Exercise
Return each line of the data below that contains the string "subindex".

** Opening Data extract block **

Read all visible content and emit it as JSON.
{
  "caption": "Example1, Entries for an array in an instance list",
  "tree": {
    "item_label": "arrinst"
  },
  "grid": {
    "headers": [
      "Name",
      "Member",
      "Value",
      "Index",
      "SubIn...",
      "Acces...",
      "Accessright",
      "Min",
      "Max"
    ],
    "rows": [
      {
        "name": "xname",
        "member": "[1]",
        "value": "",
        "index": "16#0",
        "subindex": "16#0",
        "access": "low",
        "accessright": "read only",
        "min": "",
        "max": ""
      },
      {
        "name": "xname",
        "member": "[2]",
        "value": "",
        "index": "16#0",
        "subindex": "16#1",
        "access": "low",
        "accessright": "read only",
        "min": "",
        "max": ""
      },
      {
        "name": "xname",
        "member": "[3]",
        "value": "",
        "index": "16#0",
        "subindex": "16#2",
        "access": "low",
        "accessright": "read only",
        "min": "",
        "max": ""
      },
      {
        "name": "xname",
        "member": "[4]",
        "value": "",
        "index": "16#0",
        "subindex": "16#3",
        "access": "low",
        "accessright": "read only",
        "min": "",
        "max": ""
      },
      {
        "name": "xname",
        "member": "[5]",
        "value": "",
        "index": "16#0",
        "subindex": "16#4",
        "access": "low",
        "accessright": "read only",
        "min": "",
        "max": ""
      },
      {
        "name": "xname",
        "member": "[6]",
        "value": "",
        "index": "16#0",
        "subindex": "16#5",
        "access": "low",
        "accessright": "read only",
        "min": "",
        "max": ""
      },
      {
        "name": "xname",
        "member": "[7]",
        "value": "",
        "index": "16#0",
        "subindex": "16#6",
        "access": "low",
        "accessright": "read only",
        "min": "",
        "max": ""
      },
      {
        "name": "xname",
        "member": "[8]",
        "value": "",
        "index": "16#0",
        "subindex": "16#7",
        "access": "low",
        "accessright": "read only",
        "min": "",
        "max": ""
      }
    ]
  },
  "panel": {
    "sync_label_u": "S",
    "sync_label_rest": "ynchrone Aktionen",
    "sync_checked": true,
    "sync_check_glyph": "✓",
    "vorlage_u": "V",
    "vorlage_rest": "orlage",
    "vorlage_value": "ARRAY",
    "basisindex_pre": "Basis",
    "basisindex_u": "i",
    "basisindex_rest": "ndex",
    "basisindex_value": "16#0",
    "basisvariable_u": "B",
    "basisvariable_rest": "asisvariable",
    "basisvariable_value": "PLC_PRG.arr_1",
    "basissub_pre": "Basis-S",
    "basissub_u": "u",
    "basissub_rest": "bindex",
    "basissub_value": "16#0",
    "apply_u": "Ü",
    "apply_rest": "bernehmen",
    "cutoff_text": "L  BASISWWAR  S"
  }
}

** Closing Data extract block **

Answer for the task
        "subindex": "16#0",
        "subindex": "16#1",
        "subindex": "16#2",
        "subindex": "16#3",
        "subindex": "16#4",
        "subindex": "16#5",
        "subindex": "16#6",
        "subindex": "16#7",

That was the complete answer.